When was the last time you remember playing cards? The chances are it’s a happy memory you’re having right now, and that’s because playing card games also help us emotionally. Every game that we play we learn something new, either about ourselves as a player or about the game. And as humans, we are programmed to want to learn, and when we learn, we’re happy.
This process of personal development gives us a feeling of accomplishment (more on that later) and a sense of worth. It also boosts our confidence while simultaneously improving our thinking process. And yes, you guessed it, all these things tend to make us feel wonderful about ourselves, and self-worth is, of course, a significant contributing factor for happiness.
According to a study by Oxford Economics, people who eat alone are more likely to be unhappy, which underlines the importance of social interaction whenever possible. Card games by their nature encourage social interaction. Okay, so perhaps at the poker table we may keep our thoughts to ourselves, but generally, we like to socialize when we play cards.
We can even enjoy the social benefits of card games without leaving our home or inviting friends around for a quick game. And how is this? With online poker, of course. Joining an online poker platform or becoming a member of a group or forum also allows you to socialize with new people. Did you know that people who game online are better at socializing? Yes, it’s true. Gamers even have better relationships with family, with studies showing that 82 percent of them consider spending time with family a priority.
But back to cards and socializing. Regular games give those struggling with feelings of loneliness something to look forward to or anticipate. This implementation of a social routine can indeed help control mood disorders and may also have a positive effect on those dealing with depression.
Feelings of Accomplishment
Now, what about those feelings of accomplishment we mentioned earlier. Normally, we associate winning with feeling accomplished, but the truth is that mastering the rules of games like poker and bridge is enough to give us that warm glow and understandably so. The rules of many card games are quite complicated, and when you factor in strategies and the various hands you need to memorize, even playing is an achievement.
Coping with Loss
As strange as it might sound, one of the best things a card game can teach you is how to lose. Even professional poker players will only have a win percentage of about 50–60 percent, proving that losing isn’t all bad. Learning from your loss, however, makes the difference.

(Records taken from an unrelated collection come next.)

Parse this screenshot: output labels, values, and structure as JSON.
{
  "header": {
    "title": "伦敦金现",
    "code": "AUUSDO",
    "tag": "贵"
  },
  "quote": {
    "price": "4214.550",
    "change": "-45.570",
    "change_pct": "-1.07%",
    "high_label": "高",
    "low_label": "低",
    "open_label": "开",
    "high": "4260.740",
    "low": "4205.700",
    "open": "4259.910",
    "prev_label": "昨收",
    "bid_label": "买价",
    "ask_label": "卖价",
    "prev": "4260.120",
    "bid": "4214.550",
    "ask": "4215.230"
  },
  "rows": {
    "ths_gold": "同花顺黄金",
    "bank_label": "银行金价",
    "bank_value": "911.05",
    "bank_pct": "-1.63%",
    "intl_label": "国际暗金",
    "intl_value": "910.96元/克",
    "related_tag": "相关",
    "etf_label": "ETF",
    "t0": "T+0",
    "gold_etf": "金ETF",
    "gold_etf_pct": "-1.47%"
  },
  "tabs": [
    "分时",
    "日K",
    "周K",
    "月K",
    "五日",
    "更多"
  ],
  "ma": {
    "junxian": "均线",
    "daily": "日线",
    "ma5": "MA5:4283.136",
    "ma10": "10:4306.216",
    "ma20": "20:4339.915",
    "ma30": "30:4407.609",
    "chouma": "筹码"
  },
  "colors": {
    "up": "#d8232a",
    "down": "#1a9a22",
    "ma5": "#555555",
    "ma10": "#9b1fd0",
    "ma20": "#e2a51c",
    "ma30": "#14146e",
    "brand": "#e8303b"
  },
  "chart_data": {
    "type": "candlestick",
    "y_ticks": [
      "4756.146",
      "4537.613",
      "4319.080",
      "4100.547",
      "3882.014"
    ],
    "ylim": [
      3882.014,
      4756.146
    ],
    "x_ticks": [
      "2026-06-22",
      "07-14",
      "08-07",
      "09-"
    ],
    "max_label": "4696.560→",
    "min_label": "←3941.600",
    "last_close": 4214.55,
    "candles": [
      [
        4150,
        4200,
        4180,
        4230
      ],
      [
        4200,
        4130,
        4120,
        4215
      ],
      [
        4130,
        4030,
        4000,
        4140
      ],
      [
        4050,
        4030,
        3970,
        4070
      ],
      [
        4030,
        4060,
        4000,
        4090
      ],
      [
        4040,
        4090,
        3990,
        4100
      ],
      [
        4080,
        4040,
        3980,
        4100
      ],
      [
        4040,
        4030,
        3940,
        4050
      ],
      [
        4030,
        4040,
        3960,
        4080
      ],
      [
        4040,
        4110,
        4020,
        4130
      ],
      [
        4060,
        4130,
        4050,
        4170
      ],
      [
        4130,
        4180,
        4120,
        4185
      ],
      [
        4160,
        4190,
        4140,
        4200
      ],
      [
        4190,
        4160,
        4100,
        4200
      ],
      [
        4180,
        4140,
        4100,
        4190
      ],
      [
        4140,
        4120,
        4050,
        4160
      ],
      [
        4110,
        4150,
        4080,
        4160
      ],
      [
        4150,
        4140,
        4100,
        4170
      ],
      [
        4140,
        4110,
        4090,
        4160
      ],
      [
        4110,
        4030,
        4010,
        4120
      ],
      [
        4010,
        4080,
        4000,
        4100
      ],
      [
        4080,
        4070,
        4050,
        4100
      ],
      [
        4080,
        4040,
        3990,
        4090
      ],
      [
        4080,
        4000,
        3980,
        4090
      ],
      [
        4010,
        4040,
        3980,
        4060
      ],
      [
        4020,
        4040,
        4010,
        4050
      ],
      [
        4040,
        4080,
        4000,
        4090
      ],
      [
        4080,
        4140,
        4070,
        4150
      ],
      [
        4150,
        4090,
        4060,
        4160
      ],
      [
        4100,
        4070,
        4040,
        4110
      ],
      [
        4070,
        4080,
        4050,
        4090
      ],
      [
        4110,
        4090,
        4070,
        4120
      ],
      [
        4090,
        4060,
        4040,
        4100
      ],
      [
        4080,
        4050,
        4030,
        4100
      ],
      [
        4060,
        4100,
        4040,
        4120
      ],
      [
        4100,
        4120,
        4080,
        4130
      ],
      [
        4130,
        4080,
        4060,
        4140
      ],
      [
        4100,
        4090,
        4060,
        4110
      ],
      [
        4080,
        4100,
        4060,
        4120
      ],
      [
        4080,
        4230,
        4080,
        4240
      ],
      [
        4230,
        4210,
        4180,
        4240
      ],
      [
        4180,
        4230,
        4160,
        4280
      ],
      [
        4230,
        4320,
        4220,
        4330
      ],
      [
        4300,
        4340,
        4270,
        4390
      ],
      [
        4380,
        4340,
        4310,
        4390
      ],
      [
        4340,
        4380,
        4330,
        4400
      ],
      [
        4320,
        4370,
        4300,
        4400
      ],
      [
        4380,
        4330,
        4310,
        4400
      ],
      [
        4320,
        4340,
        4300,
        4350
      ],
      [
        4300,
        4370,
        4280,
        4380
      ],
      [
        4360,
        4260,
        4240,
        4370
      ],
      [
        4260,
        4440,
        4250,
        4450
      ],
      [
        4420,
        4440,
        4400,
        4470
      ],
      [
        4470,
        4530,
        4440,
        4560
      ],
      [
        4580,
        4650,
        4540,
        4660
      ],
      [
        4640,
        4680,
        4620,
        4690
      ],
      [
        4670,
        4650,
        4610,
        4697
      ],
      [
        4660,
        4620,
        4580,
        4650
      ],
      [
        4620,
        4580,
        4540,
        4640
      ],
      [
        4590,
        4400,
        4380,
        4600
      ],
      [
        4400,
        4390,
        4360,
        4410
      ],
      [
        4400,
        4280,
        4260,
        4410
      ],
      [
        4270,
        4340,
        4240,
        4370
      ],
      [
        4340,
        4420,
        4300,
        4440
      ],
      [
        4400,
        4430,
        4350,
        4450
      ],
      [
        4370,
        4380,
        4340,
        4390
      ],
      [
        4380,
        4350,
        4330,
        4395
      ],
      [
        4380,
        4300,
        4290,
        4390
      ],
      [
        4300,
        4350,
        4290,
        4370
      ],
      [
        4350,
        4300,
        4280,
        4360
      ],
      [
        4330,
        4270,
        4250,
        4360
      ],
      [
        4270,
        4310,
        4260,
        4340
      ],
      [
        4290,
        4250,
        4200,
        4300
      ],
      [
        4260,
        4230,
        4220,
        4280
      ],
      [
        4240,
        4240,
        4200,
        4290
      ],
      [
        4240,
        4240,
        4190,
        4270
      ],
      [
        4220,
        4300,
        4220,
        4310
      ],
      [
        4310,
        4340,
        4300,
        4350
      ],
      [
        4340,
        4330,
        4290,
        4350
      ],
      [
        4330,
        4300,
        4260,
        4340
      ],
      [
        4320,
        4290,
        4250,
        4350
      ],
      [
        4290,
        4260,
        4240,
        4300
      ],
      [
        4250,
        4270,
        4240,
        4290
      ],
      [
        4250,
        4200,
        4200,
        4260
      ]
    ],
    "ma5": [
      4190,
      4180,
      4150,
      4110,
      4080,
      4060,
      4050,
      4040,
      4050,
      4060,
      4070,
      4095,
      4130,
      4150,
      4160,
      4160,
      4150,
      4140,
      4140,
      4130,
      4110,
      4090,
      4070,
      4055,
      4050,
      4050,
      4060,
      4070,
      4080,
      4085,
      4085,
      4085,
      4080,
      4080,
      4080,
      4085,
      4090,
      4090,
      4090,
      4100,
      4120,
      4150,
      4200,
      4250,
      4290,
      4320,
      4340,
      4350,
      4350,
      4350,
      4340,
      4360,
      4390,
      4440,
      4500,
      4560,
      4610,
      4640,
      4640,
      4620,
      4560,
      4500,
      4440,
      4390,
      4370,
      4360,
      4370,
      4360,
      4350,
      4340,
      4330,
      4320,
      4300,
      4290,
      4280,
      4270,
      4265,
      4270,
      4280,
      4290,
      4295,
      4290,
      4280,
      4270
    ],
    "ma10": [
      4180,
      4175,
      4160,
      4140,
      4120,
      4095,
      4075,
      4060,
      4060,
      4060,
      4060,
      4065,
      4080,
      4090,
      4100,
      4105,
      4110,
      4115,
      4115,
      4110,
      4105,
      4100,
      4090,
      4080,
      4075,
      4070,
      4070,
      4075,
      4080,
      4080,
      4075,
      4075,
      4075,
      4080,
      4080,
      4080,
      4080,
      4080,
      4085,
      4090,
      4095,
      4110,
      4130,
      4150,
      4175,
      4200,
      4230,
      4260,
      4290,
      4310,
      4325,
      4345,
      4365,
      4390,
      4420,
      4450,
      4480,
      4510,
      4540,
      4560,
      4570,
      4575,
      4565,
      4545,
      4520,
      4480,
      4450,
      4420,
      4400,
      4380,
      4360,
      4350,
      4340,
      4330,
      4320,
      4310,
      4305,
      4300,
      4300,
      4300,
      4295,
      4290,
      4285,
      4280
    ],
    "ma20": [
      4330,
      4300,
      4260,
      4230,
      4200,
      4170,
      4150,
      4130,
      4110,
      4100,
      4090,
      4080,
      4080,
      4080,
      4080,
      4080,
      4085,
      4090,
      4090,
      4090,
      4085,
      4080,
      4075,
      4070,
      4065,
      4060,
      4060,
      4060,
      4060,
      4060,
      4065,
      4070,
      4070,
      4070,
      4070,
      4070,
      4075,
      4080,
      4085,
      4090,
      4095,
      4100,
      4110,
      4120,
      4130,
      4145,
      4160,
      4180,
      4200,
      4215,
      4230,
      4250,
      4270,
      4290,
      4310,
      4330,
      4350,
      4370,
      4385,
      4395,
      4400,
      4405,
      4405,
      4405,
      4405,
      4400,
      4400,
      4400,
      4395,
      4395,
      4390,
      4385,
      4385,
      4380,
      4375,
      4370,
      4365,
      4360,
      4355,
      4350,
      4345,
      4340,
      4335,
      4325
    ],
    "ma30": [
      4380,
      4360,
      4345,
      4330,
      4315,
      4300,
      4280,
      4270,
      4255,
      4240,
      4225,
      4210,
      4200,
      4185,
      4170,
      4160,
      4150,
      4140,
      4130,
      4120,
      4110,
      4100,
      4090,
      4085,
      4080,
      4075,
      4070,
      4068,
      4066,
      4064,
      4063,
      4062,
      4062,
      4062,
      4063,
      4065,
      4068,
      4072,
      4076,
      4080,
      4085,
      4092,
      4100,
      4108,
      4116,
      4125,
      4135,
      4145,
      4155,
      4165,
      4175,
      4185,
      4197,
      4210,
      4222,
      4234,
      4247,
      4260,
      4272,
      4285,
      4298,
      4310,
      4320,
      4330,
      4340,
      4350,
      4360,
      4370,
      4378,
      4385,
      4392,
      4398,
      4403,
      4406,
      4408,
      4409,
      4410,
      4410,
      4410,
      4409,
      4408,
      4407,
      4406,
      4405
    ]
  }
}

Regular card players know that to enjoy playing and get the most out of the game, they need to lose with composure. They ignore feelings of frustration, control their temper and try again. Those are some critical life skills right there and ones that you can easily pick up from taking up a card playing hobby.
Relaxation and Stress Relief
When you want to relax and unwind, the TV or your smartphone are probably the worst things you can turn to for relaxation. They are consistent reminders about the stressful things in your life while the news is rarely enjoyable to watch. A game of cards, on the other hand, is the perfect stress reliever.
The simple act of playing and focusing on the game allows you to forget your worries and enjoy yourself. Add to that your social interaction and lack of pressure, and you have the perfect stress reliever, except maybe for snap — that game is hectic.
So, as you can see, playing cards can have a significantly positive effect on your mental health. It promotes happiness, encourages social interaction and gives your brain a much-needed workout. And that’s before we even get to those feelings of accomplishment. So, the next time someone tells you that you’re wasting your time playing cards, tell them all that you learned here today. Now, we’re off for a few games of Indian Rummy to relieve a bit of stress, of course!